DATA SUPPLIED below:

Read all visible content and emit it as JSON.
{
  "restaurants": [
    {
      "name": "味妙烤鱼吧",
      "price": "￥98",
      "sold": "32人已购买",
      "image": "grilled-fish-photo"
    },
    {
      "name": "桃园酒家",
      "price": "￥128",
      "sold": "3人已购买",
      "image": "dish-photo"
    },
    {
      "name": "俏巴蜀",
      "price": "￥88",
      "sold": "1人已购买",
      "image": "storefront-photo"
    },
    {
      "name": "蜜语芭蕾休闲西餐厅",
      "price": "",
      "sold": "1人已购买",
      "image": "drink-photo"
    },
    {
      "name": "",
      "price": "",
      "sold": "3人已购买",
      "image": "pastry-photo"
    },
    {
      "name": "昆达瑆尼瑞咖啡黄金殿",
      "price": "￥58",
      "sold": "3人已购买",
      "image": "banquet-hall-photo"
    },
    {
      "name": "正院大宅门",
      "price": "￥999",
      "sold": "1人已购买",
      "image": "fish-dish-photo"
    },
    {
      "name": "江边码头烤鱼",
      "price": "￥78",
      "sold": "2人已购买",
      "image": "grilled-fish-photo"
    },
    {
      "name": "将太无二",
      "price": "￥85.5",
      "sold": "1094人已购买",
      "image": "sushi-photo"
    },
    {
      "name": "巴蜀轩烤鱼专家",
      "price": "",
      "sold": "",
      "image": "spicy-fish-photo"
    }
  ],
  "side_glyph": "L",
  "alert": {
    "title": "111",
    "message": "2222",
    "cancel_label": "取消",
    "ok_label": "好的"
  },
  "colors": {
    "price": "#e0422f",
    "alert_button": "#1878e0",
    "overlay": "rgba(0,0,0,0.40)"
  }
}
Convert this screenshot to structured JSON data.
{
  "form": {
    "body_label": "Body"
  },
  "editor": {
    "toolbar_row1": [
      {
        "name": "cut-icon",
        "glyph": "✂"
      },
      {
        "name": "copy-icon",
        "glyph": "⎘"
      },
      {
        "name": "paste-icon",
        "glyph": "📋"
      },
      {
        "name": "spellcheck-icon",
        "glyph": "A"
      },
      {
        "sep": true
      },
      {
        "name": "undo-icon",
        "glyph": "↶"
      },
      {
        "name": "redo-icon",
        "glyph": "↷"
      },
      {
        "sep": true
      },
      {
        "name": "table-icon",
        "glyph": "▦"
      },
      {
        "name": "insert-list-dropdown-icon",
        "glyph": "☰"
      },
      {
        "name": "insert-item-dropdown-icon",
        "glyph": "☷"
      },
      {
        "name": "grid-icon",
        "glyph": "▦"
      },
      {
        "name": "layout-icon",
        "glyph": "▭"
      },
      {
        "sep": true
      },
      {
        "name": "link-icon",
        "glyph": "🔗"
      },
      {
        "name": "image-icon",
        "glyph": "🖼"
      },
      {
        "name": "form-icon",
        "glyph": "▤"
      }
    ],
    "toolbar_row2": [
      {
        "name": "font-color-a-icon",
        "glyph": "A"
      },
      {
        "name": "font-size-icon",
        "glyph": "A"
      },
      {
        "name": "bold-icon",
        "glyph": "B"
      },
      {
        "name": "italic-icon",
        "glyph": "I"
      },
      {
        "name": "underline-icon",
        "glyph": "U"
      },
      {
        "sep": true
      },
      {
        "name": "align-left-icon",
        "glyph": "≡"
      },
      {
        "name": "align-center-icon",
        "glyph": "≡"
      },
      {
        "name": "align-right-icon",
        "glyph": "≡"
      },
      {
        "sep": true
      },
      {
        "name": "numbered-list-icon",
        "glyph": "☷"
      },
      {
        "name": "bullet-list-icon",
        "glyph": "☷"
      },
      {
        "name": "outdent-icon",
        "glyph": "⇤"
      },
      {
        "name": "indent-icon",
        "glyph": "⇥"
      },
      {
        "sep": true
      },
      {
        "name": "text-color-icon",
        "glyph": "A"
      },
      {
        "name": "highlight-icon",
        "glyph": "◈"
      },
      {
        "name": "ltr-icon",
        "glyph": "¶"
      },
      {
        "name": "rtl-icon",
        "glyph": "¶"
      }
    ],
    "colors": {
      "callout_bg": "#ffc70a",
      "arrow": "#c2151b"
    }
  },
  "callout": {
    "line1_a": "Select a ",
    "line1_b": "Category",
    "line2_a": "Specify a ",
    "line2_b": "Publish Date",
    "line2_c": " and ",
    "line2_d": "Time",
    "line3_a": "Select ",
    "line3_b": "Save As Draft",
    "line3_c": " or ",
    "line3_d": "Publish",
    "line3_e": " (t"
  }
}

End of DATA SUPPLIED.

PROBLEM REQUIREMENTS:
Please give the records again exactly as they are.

RESULT OF THE TASK:
Read all visible content and emit it as JSON.
{
  "restaurants": [
    {
      "name": "味妙烤鱼吧",
      "price": "￥98",
      "sold": "32人已购买",
      "image": "grilled-fish-photo"
    },
    {
      "name": "桃园酒家",
      "price": "￥128",
      "sold": "3人已购买",
      "image": "dish-photo"
    },
    {
      "name": "俏巴蜀",
      "price": "￥88",
      "sold": "1人已购买",
      "image": "storefront-photo"
    },
    {
      "name": "蜜语芭蕾休闲西餐厅",
      "price": "",
      "sold": "1人已购买",
      "image": "drink-photo"
    },
    {
      "name": "",
      "price": "",
      "sold": "3人已购买",
      "image": "pastry-photo"
    },
    {
      "name": "昆达瑆尼瑞咖啡黄金殿",
      "price": "￥58",
      "sold": "3人已购买",
      "image": "banquet-hall-photo"
    },
    {
      "name": "正院大宅门",
      "price": "￥999",
      "sold": "1人已购买",
      "image": "fish-dish-photo"
    },
    {
      "name": "江边码头烤鱼",
      "price": "￥78",
      "sold": "2人已购买",
      "image": "grilled-fish-photo"
    },
    {
      "name": "将太无二",
      "price": "￥85.5",
      "sold": "1094人已购买",
      "image": "sushi-photo"
    },
    {
      "name": "巴蜀轩烤鱼专家",
      "price": "",
      "sold": "",
      "image": "spicy-fish-photo"
    }
  ],
  "side_glyph": "L",
  "alert": {
    "title": "111",
    "message": "2222",
    "cancel_label": "取消",
    "ok_label": "好的"
  },
  "colors": {
    "price": "#e0422f",
    "alert_button": "#1878e0",
    "overlay": "rgba(0,0,0,0.40)"
  }
}
Convert this screenshot to structured JSON data.
{
  "form": {
    "body_label": "Body"
  },
  "editor": {
    "toolbar_row1": [
      {
        "name": "cut-icon",
        "glyph": "✂"
      },
      {
        "name": "copy-icon",
        "glyph": "⎘"
      },
      {
        "name": "paste-icon",
        "glyph": "📋"
      },
      {
        "name": "spellcheck-icon",
        "glyph": "A"
      },
      {
        "sep": true
      },
      {
        "name": "undo-icon",
        "glyph": "↶"
      },
      {
        "name": "redo-icon",
        "glyph": "↷"
      },
      {
        "sep": true
      },
      {
        "name": "table-icon",
        "glyph": "▦"
      },
      {
        "name": "insert-list-dropdown-icon",
        "glyph": "☰"
      },
      {
        "name": "insert-item-dropdown-icon",
        "glyph": "☷"
      },
      {
        "name": "grid-icon",
        "glyph": "▦"
      },
      {
        "name": "layout-icon",
        "glyph": "▭"
      },
      {
        "sep": true
      },
      {
        "name": "link-icon",
        "glyph": "🔗"
      },
      {
        "name": "image-icon",
        "glyph": "🖼"
      },
      {
        "name": "form-icon",
        "glyph": "▤"
      }
    ],
    "toolbar_row2": [
      {
        "name": "font-color-a-icon",
        "glyph": "A"
      },
      {
        "name": "font-size-icon",
        "glyph": "A"
      },
      {
        "name": "bold-icon",
        "glyph": "B"
      },
      {
        "name": "italic-icon",
        "glyph": "I"
      },
      {
        "name": "underline-icon",
        "glyph": "U"
      },
      {
        "sep": true
      },
      {
        "name": "align-left-icon",
        "glyph": "≡"
      },
      {
        "name": "align-center-icon",
        "glyph": "≡"
      },
      {
        "name": "align-right-icon",
        "glyph": "≡"
      },
      {
        "sep": true
      },
      {
        "name": "numbered-list-icon",
        "glyph": "☷"
      },
      {
        "name": "bullet-list-icon",
        "glyph": "☷"
      },
      {
        "name": "outdent-icon",
        "glyph": "⇤"
      },
      {
        "name": "indent-icon",
        "glyph": "⇥"
      },
      {
        "sep": true
      },
      {
        "name": "text-color-icon",
        "glyph": "A"
      },
      {
        "name": "highlight-icon",
        "glyph": "◈"
      },
      {
        "name": "ltr-icon",
        "glyph": "¶"
      },
      {
        "name": "rtl-icon",
        "glyph": "¶"
      }
    ],
    "colors": {
      "callout_bg": "#ffc70a",
      "arrow": "#c2151b"
    }
  },
  "callout": {
    "line1_a": "Select a ",
    "line1_b": "Category",
    "line2_a": "Specify a ",
    "line2_b": "Publish Date",
    "line2_c": " and ",
    "line2_d": "Time",
    "line3_a": "Select ",
    "line3_b": "Save As Draft",
    "line3_c": " or ",
    "line3_d": "Publish",
    "line3_e": " (t"
  }
}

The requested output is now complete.